With nothing added and nothing dropped, copy the entire listing.

┌──

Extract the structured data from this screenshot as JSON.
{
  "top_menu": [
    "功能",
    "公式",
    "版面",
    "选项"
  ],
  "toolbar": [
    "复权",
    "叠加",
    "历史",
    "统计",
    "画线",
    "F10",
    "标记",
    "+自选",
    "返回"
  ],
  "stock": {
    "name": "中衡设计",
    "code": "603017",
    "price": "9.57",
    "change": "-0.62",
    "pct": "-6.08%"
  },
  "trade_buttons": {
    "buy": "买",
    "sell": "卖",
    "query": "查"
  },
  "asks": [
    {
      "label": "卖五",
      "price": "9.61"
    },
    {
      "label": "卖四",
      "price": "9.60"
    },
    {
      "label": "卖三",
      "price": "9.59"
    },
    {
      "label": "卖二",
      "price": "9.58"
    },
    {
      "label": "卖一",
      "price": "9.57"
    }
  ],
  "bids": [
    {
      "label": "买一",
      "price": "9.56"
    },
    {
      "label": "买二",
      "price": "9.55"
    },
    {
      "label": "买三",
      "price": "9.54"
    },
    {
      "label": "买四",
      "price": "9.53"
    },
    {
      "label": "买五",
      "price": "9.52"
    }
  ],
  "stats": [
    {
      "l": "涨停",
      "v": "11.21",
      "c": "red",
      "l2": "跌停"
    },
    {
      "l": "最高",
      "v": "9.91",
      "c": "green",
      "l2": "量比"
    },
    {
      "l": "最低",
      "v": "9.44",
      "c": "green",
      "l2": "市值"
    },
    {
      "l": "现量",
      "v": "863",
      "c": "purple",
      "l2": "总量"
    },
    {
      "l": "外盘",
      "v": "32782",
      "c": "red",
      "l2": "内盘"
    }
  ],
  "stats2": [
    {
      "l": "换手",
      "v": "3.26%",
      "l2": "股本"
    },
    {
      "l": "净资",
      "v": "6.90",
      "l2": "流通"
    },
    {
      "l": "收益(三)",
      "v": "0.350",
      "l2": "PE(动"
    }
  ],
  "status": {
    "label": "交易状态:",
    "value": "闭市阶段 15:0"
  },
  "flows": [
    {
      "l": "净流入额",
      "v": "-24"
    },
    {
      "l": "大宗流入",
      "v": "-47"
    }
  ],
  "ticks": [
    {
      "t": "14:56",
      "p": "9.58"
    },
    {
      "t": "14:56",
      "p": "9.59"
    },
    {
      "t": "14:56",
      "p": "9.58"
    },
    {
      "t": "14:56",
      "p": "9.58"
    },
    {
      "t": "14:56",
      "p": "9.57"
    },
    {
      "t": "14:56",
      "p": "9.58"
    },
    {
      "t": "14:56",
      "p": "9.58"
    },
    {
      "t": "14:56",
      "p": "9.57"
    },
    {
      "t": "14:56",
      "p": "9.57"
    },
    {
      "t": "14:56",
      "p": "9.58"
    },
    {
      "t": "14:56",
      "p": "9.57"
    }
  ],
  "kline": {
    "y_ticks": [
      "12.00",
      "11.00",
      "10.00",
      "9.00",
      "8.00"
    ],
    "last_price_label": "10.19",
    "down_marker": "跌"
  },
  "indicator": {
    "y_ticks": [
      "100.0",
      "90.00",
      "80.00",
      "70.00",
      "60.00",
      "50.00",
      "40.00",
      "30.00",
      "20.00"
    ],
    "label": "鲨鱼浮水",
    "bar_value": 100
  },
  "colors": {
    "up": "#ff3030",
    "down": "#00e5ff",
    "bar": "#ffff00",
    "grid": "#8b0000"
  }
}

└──

## Result
Extract the structured data from this screenshot as JSON.
{
  "top_menu": [
    "功能",
    "公式",
    "版面",
    "选项"
  ],
  "toolbar": [
    "复权",
    "叠加",
    "历史",
    "统计",
    "画线",
    "F10",
    "标记",
    "+自选",
    "返回"
  ],
  "stock": {
    "name": "中衡设计",
    "code": "603017",
    "price": "9.57",
    "change": "-0.62",
    "pct": "-6.08%"
  },
  "trade_buttons": {
    "buy": "买",
    "sell": "卖",
    "query": "查"
  },
  "asks": [
    {
      "label": "卖五",
      "price": "9.61"
    },
    {
      "label": "卖四",
      "price": "9.60"
    },
    {
      "label": "卖三",
      "price": "9.59"
    },
    {
      "label": "卖二",
      "price": "9.58"
    },
    {
      "label": "卖一",
      "price": "9.57"
    }
  ],
  "bids": [
    {
      "label": "买一",
      "price": "9.56"
    },
    {
      "label": "买二",
      "price": "9.55"
    },
    {
      "label": "买三",
      "price": "9.54"
    },
    {
      "label": "买四",
      "price": "9.53"
    },
    {
      "label": "买五",
      "price": "9.52"
    }
  ],
  "stats": [
    {
      "l": "涨停",
      "v": "11.21",
      "c": "red",
      "l2": "跌停"
    },
    {
      "l": "最高",
      "v": "9.91",
      "c": "green",
      "l2": "量比"
    },
    {
      "l": "最低",
      "v": "9.44",
      "c": "green",
      "l2": "市值"
    },
    {
      "l": "现量",
      "v": "863",
      "c": "purple",
      "l2": "总量"
    },
    {
      "l": "外盘",
      "v": "32782",
      "c": "red",
      "l2": "内盘"
    }
  ],
  "stats2": [
    {
      "l": "换手",
      "v": "3.26%",
      "l2": "股本"
    },
    {
      "l": "净资",
      "v": "6.90",
      "l2": "流通"
    },
    {
      "l": "收益(三)",
      "v": "0.350",
      "l2": "PE(动"
    }
  ],
  "status": {
    "label": "交易状态:",
    "value": "闭市阶段 15:0"
  },
  "flows": [
    {
      "l": "净流入额",
      "v": "-24"
    },
    {
      "l": "大宗流入",
      "v": "-47"
    }
  ],
  "ticks": [
    {
      "t": "14:56",
      "p": "9.58"
    },
    {
      "t": "14:56",
      "p": "9.59"
    },
    {
      "t": "14:56",
      "p": "9.58"
    },
    {
      "t": "14:56",
      "p": "9.58"
    },
    {
      "t": "14:56",
      "p": "9.57"
    },
    {
      "t": "14:56",
      "p": "9.58"
    },
    {
      "t": "14:56",
      "p": "9.58"
    },
    {
      "t": "14:56",
      "p": "9.57"
    },
    {
      "t": "14:56",
      "p": "9.57"
    },
    {
      "t": "14:56",
      "p": "9.58"
    },
    {
      "t": "14:56",
      "p": "9.57"
    }
  ],
  "kline": {
    "y_ticks": [
      "12.00",
      "11.00",
      "10.00",
      "9.00",
      "8.00"
    ],
    "last_price_label": "10.19",
    "down_marker": "跌"
  },
  "indicator": {
    "y_ticks": [
      "100.0",
      "90.00",
      "80.00",
      "70.00",
      "60.00",
      "50.00",
      "40.00",
      "30.00",
      "20.00"
    ],
    "label": "鲨鱼浮水",
    "bar_value": 100
  },
  "colors": {
    "up": "#ff3030",
    "down": "#00e5ff",
    "bar": "#ffff00",
    "grid": "#8b0000"
  }
}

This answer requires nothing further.